- **TASK PROMPT**: Where "true" occurs in a line of the entries below, copy that line.

- **EXTRACTED DATA**:
== == ==

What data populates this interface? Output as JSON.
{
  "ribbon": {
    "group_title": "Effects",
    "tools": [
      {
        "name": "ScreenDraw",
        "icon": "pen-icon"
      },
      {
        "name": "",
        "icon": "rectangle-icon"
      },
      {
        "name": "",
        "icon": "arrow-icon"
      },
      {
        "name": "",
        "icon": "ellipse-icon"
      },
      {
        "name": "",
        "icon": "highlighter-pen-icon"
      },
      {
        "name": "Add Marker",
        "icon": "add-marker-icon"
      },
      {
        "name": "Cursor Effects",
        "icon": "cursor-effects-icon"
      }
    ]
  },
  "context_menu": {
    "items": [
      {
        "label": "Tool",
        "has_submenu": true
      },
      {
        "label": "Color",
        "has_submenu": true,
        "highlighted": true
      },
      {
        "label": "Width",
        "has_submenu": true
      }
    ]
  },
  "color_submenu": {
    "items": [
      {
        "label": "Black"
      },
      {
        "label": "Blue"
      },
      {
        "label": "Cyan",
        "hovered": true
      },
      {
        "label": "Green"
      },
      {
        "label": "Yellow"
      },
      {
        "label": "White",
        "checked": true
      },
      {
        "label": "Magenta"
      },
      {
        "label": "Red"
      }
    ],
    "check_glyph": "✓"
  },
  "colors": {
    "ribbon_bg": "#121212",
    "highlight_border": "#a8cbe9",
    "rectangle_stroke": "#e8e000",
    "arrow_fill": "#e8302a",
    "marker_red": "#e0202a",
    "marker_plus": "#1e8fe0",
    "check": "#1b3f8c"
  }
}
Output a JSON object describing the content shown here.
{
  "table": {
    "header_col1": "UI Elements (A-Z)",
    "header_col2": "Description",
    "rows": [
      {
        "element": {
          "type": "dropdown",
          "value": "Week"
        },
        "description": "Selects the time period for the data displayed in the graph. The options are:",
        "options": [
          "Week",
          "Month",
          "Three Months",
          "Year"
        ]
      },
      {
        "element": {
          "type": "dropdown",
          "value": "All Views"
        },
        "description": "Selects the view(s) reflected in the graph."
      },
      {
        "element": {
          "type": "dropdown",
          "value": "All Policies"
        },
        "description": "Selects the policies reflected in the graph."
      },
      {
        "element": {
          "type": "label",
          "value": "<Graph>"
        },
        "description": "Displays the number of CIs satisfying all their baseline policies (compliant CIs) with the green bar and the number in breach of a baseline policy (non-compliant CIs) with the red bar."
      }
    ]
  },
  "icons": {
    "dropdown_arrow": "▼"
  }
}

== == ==

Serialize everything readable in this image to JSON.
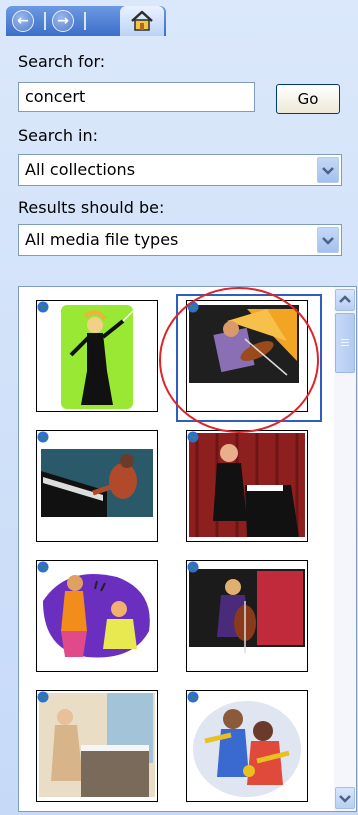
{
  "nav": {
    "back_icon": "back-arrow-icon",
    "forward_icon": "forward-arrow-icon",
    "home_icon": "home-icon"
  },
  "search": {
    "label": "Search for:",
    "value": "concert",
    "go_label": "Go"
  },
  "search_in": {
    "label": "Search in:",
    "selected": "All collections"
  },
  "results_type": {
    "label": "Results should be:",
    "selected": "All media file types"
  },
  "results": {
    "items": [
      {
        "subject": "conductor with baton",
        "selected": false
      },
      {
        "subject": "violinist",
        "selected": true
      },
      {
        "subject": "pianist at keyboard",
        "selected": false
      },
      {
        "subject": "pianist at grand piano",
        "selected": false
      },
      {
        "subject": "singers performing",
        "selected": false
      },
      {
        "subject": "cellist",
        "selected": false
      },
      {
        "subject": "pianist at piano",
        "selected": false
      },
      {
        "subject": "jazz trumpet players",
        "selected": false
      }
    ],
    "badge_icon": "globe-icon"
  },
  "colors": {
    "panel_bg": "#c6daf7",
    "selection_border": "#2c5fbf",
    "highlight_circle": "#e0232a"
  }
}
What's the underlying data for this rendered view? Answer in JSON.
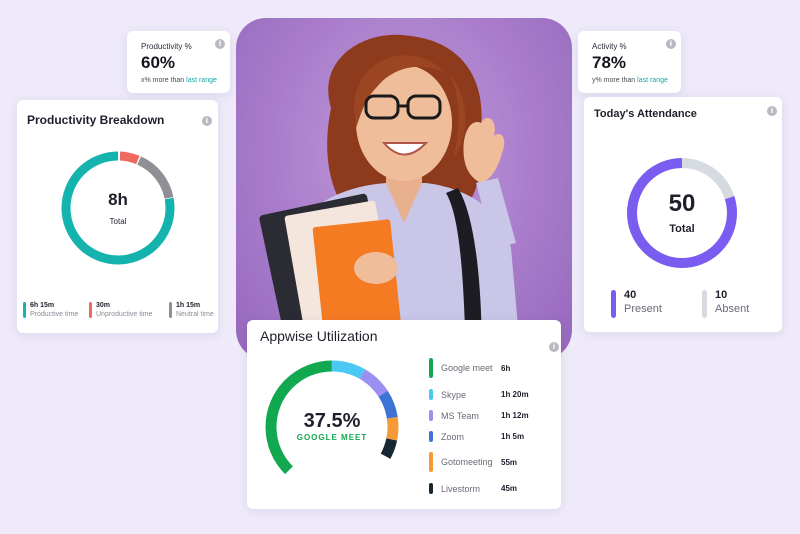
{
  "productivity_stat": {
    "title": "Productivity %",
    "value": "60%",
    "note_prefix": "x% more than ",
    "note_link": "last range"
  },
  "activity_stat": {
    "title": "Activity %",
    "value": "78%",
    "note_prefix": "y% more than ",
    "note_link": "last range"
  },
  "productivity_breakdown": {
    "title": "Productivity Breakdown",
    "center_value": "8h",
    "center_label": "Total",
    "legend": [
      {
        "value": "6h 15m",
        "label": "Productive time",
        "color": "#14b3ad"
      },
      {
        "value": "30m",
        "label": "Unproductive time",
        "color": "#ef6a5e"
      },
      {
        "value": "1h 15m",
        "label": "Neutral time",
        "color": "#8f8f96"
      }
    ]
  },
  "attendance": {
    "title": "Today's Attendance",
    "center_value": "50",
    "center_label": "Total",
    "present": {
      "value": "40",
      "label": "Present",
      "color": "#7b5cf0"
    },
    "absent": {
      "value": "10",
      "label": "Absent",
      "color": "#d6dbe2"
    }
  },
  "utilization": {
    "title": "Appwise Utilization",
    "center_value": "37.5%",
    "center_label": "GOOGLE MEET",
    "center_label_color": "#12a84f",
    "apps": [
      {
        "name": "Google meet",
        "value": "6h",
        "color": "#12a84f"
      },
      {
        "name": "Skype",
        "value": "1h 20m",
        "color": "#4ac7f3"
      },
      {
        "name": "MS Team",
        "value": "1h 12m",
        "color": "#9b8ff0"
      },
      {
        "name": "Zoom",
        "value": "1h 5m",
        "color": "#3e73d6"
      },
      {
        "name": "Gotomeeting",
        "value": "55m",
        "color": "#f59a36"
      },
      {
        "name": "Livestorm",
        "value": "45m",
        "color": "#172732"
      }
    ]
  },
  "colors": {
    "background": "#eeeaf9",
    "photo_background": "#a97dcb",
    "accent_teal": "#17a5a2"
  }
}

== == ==

- **TASK RESULT**:
        "has_submenu": true
        "has_submenu": true,
        "highlighted": true
        "has_submenu": true
        "hovered": true
        "checked": true
        "selected": true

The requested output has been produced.